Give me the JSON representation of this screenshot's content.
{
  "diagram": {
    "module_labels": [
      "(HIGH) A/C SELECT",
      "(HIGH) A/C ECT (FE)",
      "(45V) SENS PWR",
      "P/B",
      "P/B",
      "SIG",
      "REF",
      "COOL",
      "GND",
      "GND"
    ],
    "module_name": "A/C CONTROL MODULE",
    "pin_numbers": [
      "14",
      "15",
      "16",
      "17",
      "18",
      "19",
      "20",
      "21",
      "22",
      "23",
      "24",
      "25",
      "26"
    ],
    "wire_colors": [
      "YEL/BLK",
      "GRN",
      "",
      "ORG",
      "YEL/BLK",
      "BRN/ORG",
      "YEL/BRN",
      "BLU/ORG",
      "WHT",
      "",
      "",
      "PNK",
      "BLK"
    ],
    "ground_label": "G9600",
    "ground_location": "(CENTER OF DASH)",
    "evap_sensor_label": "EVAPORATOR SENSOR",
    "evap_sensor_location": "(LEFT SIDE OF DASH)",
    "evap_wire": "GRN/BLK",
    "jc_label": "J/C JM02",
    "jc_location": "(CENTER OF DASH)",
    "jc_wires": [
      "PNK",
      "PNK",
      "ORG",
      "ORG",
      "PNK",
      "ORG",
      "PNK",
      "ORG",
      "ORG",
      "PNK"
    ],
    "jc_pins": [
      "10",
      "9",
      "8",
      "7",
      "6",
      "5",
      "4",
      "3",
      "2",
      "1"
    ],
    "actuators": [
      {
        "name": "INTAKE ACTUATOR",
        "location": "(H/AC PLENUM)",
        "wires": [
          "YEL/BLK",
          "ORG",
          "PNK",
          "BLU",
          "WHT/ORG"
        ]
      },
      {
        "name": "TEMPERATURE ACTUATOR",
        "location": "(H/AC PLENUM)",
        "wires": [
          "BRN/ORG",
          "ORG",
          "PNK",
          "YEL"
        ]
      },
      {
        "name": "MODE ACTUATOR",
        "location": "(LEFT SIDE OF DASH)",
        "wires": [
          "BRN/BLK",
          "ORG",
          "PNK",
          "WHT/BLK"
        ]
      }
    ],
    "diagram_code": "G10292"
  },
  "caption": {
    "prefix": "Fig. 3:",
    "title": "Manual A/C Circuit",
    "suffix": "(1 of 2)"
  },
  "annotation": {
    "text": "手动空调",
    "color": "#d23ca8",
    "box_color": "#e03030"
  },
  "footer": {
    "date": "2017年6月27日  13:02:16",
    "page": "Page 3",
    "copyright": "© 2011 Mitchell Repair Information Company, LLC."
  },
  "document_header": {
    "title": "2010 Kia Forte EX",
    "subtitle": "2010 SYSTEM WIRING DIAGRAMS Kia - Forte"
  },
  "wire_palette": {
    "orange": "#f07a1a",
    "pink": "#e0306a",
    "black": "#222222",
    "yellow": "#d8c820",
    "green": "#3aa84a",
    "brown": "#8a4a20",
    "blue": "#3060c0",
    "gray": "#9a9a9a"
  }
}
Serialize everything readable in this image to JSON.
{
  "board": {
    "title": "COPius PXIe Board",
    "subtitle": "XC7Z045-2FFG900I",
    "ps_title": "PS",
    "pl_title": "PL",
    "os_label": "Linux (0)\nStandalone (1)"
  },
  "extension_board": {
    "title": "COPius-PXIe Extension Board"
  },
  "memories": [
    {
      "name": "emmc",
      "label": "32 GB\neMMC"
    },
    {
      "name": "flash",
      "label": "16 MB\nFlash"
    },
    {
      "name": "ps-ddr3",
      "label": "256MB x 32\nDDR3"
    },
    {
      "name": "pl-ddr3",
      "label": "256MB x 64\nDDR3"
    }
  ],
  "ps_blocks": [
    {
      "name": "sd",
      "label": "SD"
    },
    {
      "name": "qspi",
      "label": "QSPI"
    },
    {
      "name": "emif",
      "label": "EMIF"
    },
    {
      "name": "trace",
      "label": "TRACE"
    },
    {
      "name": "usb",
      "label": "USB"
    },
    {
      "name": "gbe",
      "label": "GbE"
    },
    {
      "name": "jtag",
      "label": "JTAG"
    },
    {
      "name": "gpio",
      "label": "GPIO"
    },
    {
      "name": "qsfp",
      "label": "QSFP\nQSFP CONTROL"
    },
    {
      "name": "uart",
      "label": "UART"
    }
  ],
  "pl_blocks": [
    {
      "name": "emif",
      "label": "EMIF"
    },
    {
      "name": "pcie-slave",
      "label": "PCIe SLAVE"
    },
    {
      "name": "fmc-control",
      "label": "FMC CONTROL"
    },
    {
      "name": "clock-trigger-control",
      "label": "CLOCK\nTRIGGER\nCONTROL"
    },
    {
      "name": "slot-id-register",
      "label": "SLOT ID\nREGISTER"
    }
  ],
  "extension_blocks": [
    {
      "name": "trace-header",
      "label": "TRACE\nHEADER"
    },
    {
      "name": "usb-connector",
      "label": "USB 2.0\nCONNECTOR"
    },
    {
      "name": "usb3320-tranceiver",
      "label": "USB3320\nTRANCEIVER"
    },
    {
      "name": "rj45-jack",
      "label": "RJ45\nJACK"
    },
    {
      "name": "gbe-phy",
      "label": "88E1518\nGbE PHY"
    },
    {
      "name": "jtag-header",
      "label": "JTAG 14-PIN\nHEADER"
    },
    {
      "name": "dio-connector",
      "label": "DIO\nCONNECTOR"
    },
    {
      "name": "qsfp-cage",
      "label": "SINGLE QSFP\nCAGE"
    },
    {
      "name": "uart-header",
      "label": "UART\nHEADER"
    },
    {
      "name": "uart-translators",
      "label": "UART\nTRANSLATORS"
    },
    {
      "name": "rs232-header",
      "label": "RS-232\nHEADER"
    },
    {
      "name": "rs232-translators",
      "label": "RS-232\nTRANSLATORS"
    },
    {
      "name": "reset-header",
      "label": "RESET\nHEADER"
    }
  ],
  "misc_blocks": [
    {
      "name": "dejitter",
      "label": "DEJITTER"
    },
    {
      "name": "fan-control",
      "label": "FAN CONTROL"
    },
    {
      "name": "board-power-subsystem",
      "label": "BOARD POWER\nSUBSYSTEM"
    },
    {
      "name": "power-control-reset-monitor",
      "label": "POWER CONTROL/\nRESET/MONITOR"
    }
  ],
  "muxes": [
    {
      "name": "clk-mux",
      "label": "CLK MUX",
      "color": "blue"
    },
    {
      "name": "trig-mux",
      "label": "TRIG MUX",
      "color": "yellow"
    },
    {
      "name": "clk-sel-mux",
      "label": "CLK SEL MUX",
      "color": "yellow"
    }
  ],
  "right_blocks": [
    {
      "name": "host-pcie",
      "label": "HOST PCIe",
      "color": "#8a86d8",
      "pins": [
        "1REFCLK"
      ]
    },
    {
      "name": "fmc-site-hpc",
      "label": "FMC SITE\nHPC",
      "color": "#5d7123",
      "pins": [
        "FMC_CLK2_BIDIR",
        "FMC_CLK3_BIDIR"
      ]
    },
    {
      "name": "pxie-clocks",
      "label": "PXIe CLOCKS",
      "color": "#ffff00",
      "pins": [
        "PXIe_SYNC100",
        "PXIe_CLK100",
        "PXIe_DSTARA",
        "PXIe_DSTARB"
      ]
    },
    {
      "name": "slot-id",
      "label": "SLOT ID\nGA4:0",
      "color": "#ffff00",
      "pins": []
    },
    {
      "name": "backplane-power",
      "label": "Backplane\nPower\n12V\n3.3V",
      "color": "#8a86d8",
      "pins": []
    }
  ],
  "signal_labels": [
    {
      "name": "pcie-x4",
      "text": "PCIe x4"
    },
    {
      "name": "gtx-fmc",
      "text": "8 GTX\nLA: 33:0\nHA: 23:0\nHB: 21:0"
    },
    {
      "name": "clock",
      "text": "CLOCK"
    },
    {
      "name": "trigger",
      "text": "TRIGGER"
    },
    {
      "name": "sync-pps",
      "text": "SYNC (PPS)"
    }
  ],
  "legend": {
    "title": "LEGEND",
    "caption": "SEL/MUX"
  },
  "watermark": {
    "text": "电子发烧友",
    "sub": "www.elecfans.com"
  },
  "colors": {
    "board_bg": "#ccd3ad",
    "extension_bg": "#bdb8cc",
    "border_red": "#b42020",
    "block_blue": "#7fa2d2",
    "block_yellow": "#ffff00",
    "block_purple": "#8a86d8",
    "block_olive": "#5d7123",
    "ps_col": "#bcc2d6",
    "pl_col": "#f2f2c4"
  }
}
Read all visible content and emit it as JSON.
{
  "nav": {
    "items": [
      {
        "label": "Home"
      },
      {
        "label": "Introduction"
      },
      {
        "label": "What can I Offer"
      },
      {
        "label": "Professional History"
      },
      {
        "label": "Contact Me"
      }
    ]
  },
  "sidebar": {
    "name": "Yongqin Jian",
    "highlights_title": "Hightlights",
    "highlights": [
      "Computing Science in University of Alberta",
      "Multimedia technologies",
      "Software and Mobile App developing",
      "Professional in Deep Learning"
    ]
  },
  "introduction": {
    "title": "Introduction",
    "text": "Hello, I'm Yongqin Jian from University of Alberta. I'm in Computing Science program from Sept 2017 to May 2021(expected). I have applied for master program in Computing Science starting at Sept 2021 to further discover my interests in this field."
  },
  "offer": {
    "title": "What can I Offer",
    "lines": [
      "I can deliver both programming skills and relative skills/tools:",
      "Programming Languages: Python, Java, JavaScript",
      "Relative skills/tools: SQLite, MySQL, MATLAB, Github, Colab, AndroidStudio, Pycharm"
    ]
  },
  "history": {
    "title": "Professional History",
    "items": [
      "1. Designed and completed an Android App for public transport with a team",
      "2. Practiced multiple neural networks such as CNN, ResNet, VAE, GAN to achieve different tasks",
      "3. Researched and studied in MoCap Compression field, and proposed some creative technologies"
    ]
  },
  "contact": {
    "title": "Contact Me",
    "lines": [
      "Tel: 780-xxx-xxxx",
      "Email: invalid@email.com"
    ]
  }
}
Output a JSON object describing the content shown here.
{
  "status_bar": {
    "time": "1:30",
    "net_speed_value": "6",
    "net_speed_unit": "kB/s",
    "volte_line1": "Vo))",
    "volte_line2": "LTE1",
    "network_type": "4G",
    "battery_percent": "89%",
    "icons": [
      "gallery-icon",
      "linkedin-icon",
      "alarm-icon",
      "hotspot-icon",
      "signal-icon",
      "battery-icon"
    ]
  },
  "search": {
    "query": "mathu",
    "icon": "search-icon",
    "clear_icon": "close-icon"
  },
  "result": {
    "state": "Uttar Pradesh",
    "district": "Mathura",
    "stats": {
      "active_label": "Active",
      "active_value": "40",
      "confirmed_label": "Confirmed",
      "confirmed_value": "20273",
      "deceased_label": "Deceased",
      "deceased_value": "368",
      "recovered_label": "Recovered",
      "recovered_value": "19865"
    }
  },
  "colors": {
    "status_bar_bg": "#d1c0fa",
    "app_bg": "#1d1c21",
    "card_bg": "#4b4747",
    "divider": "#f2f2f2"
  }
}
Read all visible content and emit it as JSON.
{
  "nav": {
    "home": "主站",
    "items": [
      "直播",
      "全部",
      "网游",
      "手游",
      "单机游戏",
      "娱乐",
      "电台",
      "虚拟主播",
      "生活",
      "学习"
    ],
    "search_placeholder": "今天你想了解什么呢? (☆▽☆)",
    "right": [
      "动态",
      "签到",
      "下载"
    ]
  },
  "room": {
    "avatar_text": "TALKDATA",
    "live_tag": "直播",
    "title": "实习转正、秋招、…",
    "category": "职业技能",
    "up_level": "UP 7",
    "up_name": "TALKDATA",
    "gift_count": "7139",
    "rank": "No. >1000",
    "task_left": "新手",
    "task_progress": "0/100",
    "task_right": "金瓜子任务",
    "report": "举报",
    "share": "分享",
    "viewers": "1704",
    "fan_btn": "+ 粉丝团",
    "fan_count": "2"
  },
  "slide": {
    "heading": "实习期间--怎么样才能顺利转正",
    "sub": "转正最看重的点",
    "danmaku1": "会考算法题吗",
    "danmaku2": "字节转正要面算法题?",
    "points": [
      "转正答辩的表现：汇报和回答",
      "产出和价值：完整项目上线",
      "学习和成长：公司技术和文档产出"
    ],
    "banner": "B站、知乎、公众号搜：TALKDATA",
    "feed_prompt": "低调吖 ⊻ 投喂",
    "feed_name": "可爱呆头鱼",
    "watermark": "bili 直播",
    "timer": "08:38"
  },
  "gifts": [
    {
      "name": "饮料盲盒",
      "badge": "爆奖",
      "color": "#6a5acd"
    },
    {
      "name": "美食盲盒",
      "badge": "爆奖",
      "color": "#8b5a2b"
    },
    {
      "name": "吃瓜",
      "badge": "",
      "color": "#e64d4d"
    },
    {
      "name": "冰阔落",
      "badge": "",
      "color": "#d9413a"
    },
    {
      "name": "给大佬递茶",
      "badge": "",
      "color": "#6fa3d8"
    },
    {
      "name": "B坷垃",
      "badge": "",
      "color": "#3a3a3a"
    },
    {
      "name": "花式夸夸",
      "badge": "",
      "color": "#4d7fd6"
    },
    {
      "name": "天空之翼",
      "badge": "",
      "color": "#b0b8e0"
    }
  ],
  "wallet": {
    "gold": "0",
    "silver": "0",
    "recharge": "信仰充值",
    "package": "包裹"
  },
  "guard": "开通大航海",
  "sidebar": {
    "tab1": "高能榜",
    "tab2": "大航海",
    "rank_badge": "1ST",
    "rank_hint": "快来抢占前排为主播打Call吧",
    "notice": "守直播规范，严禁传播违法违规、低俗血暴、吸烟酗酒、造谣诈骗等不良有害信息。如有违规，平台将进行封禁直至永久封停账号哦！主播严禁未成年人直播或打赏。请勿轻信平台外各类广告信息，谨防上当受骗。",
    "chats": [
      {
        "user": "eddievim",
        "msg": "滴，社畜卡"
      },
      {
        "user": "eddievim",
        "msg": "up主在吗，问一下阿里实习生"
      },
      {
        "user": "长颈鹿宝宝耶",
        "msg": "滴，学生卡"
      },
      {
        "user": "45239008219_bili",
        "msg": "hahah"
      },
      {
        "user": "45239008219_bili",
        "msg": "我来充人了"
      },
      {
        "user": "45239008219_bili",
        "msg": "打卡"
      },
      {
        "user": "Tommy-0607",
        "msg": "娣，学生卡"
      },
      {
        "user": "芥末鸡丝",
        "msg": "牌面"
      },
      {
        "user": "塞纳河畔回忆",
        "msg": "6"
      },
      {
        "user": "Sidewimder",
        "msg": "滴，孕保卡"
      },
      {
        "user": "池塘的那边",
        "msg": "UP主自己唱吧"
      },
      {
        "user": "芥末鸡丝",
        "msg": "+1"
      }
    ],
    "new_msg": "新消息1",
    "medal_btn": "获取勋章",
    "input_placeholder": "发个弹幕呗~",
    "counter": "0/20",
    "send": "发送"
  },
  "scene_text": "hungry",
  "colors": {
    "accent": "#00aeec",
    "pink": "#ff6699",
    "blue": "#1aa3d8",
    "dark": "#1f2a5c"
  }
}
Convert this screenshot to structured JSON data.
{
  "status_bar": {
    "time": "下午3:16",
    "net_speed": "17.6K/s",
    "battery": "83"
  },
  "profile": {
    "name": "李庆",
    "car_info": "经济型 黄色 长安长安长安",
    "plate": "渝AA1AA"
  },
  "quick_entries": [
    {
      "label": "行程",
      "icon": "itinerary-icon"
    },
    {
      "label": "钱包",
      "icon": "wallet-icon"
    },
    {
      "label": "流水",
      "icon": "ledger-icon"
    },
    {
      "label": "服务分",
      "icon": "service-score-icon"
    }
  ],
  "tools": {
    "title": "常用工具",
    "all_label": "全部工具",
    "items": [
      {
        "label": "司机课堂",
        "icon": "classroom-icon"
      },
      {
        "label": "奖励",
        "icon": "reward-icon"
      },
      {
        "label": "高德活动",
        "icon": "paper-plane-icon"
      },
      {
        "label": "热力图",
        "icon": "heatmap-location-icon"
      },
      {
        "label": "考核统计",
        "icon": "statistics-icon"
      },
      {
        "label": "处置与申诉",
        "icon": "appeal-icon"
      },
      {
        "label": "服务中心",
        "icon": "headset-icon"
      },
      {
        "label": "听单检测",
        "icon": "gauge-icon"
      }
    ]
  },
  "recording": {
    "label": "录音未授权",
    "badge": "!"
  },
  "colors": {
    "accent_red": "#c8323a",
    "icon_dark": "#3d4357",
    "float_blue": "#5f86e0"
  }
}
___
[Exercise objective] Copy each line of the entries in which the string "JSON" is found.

[Exercise answer]
Give me the JSON representation of this screenshot's content.
Serialize everything readable in this image to JSON.
Read all visible content and emit it as JSON.
Output a JSON object describing the content shown here.
Read all visible content and emit it as JSON.
Convert this screenshot to structured JSON data.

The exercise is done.